Once upon a time, in a land not very far from Clark’s house… there were three atypical college friends who engaged in many of the atypical activities of their day. They went to school; they played guitars at ear-splitting volumes in dorm rooms, and sneered derisively at those who objected; one drank too, too much; one not at all, but subsisted on Oreos and Coke. One became a Baptist with a capital ” B”. They played in rock bands, worked all sorts of jobs, one got married way too soon. They all wrestled with the Issues Of Their Day, with varying degrees of resolve and/or success. And in spite of all the atypical ups and downs, they managed to form a very unique bond. And , to their surprise, the bond has lasted much longer than any one of them might have thought. Longer than some marriages, jobs, bands, or Baptist dogma. And after many hours of conversation about just about everything turned into years and decades of same, there came to be what was, and is now, referred to as … the Wakefield Doctrine.
Psychology and psychiatry texts make constant reference to type A/B/C personalities and their interactions. We are somewhat along those same lines. For us, those references have evolved into our Wakefield Doctrine, which we have found to be much more palatable. To err may be human, but to create a categorization system that explains all of human behavior in a somewhat cryptic nutshell is absolutely divine. And, we have noticed along the way, a heck of a lot of fun. In an “improvisational academia” sort of way, we gleefully invent terms as we go along to describe conditions and situations that may not have existed previously. And yet, our system also works perfectly well when taken perfectly and totally seriously.
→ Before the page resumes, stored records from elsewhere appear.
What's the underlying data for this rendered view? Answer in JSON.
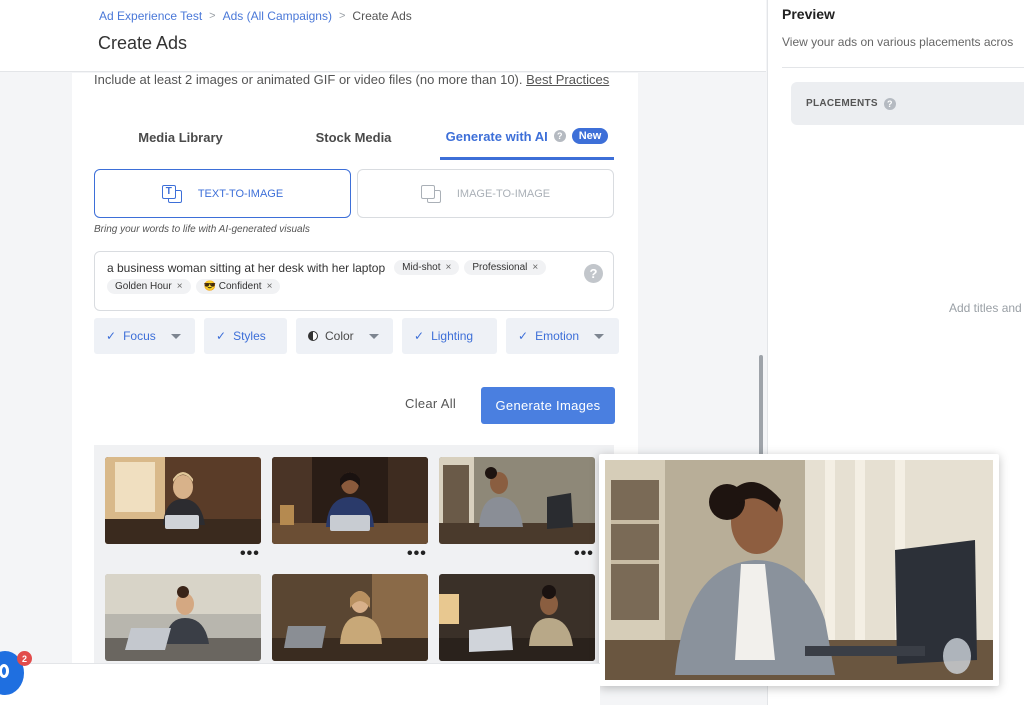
{
  "breadcrumb": {
    "items": [
      "Ad Experience Test",
      "Ads (All Campaigns)"
    ],
    "current": "Create Ads",
    "separator": ">"
  },
  "page": {
    "title": "Create Ads"
  },
  "upload": {
    "hint": "Include at least 2 images or animated GIF or video files (no more than 10).",
    "best_practices_link": "Best Practices"
  },
  "tabs": {
    "media_library": "Media Library",
    "stock_media": "Stock Media",
    "generate_ai": "Generate with AI",
    "new_badge": "New",
    "active": "generate_ai"
  },
  "modes": {
    "text_to_image": "TEXT-TO-IMAGE",
    "image_to_image": "IMAGE-TO-IMAGE",
    "caption": "Bring your words to life with AI-generated visuals"
  },
  "prompt": {
    "text": "a business woman sitting at her desk with her laptop",
    "chips": [
      "Mid-shot",
      "Professional",
      "Golden Hour",
      "😎 Confident"
    ],
    "help": "?"
  },
  "filters": [
    {
      "label": "Focus",
      "checked": true,
      "dropdown": true
    },
    {
      "label": "Styles",
      "checked": true,
      "dropdown": false
    },
    {
      "label": "Color",
      "checked": false,
      "dropdown": true
    },
    {
      "label": "Lighting",
      "checked": true,
      "dropdown": false
    },
    {
      "label": "Emotion",
      "checked": true,
      "dropdown": true
    }
  ],
  "actions": {
    "clear_all": "Clear All",
    "generate": "Generate Images"
  },
  "gallery": {
    "more_label": "•••",
    "count_visible": 6
  },
  "preview": {
    "title": "Preview",
    "subtitle": "View your ads on various placements acros",
    "placements_label": "PLACEMENTS",
    "empty_text": "Add titles and"
  },
  "chat": {
    "badge_count": "2"
  },
  "colors": {
    "accent": "#3d6fd8",
    "button": "#4a7fe0",
    "badge_red": "#e24c4c"
  }
}
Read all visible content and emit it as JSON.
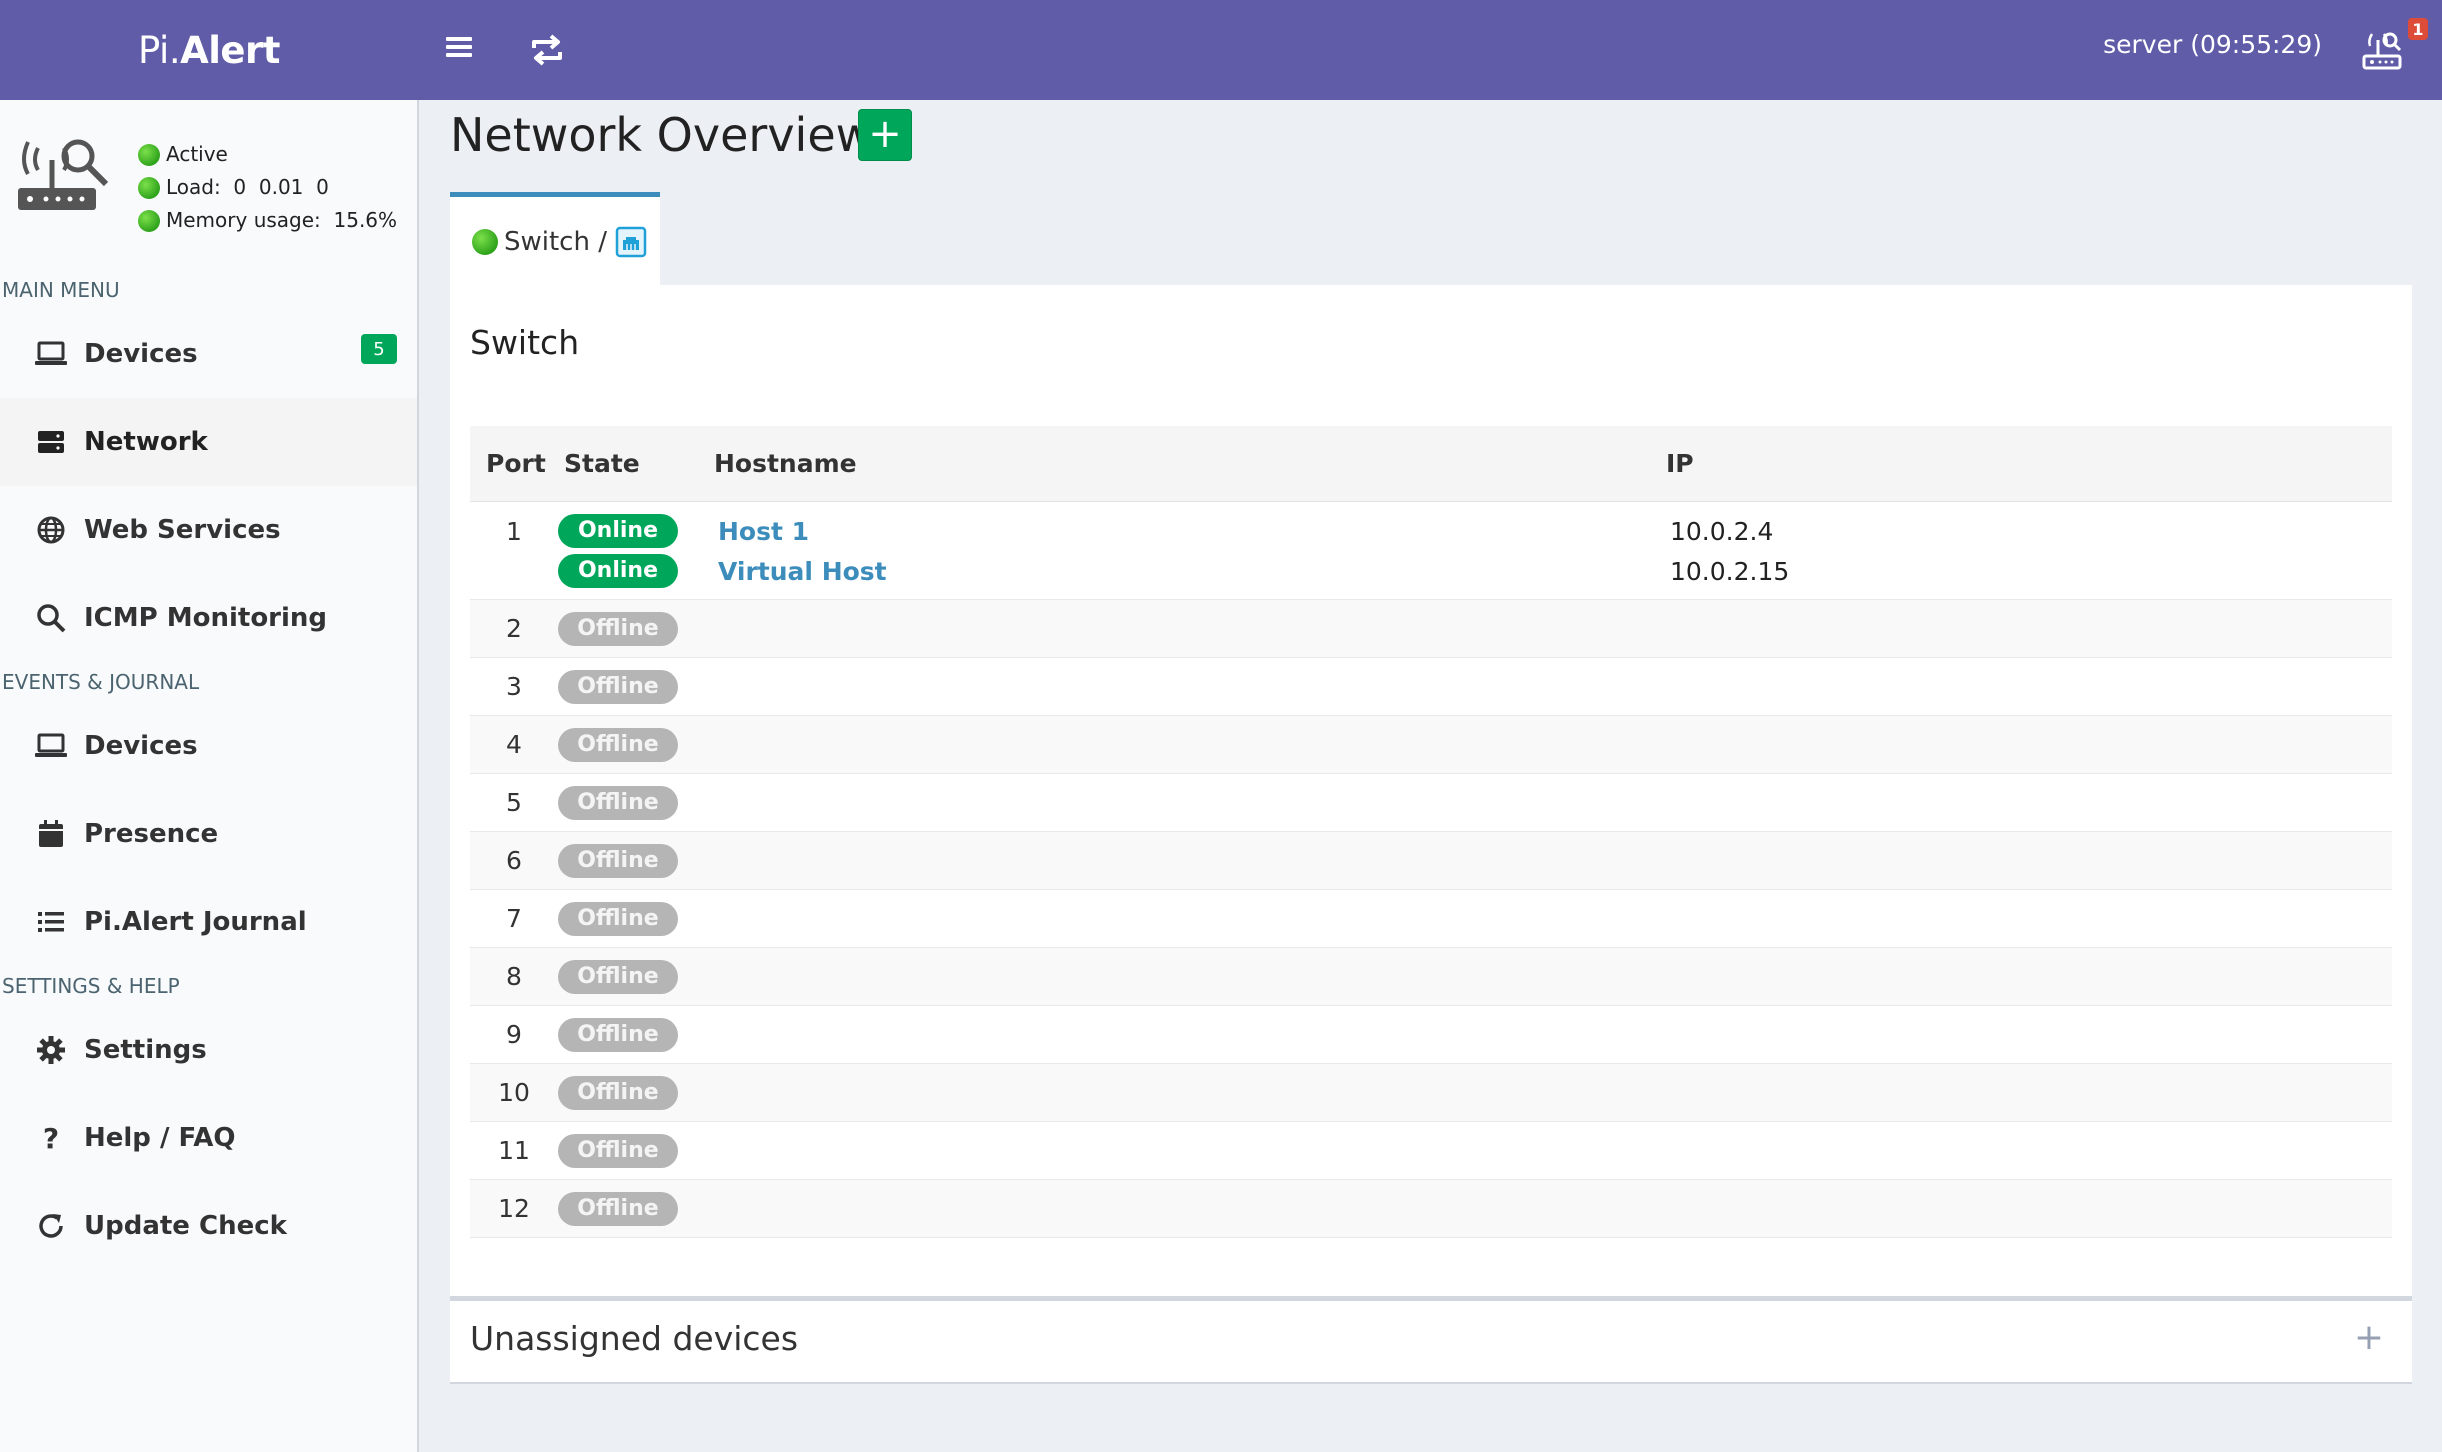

The basic premise is that there are three fundamental personality types; and much can be known and discovered about oneself ( and any other aspect of life ) by learning to identify your own basic type; how to identify the types of others; and then consider all the ramifications of the interactions. In short…this explains everything, but only from a point of view that holds human dynamics as the prime component.